HARD HEADED BUSINESS
Has the introduction of helmets actually made racing less safe?
It was the death of Andrey Kivilev after a crash at Paris-nice in 2003 that led to helmets becoming compulsory in professional racing. The UCI had tried to enforce this rule as far back as 1991, only for the riders to protest. There was some resistance in 2003 too, but helmets were mandatory when that year’s Giro d’italia got underway and the rule has been in place ever since.
Some argue that making people wear helmets doesn’t make cycling safer, because it can subtly alter the behaviour of the rider and also the motorist. The second point isn’t relevant to pro racing, but the first one could be. It relates to the theory of ‘risk compensation’, whereby more protection can lead to more risk-taking.
There is some evidence for this. Ian Walker of the University of Bath’s Department of Psychology studied the behaviour of 80 people wearing baseball caps and cycle helmets and his findings suggested people’s attitude to risk-taking and potential danger changed when wearing protective headgear.
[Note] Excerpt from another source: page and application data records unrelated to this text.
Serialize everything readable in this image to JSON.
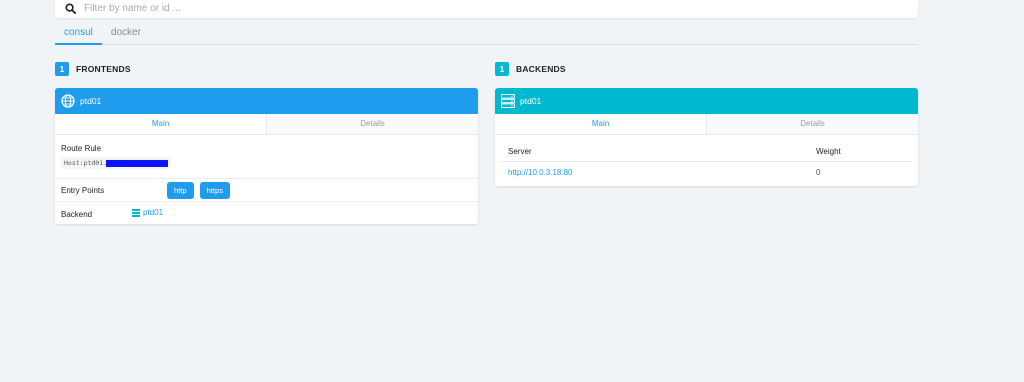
{
  "search": {
    "placeholder": "Filter by name or id ..."
  },
  "provider_tabs": [
    {
      "label": "consul",
      "active": true
    },
    {
      "label": "docker",
      "active": false
    }
  ],
  "frontends": {
    "count": "1",
    "title": "FRONTENDS",
    "color": "#209cee",
    "card": {
      "name": "ptd01",
      "icon": "globe-icon",
      "tabs": [
        "Main",
        "Details"
      ],
      "route_rule_label": "Route Rule",
      "route_rule_value": "Host:ptd01.",
      "entry_points_label": "Entry Points",
      "entry_points": [
        "http",
        "https"
      ],
      "backend_label": "Backend",
      "backend_value": "ptd01"
    }
  },
  "backends": {
    "count": "1",
    "title": "BACKENDS",
    "color": "#00b9d1",
    "card": {
      "name": "ptd01",
      "icon": "server-icon",
      "tabs": [
        "Main",
        "Details"
      ],
      "columns": [
        "Server",
        "Weight"
      ],
      "rows": [
        {
          "server": "http://10.0.3.18:80",
          "weight": "0"
        }
      ]
    }
  }
}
‘This is not to suggest the safety equipment will necessarily have its specific utility nullified, but rather to suggest there could be changes in behaviour that are wider than previously envisaged,’ he said.
Could helmet-wearing pros be more inclined to take risks, potentially leading to more crashes? Allan Peiper thinks so. Chris Boardman, who argues for personal choice when it comes to helmet use, is familiar with the studies that support the idea that wearing a helmet can encourage more reckless riding. But he points out that without a fresh study, it’s hard to know to what extent that applies to pros, given that they are a self-selected group of risk-takers whose job is inherently dangerous – whether they wear a helmet or not.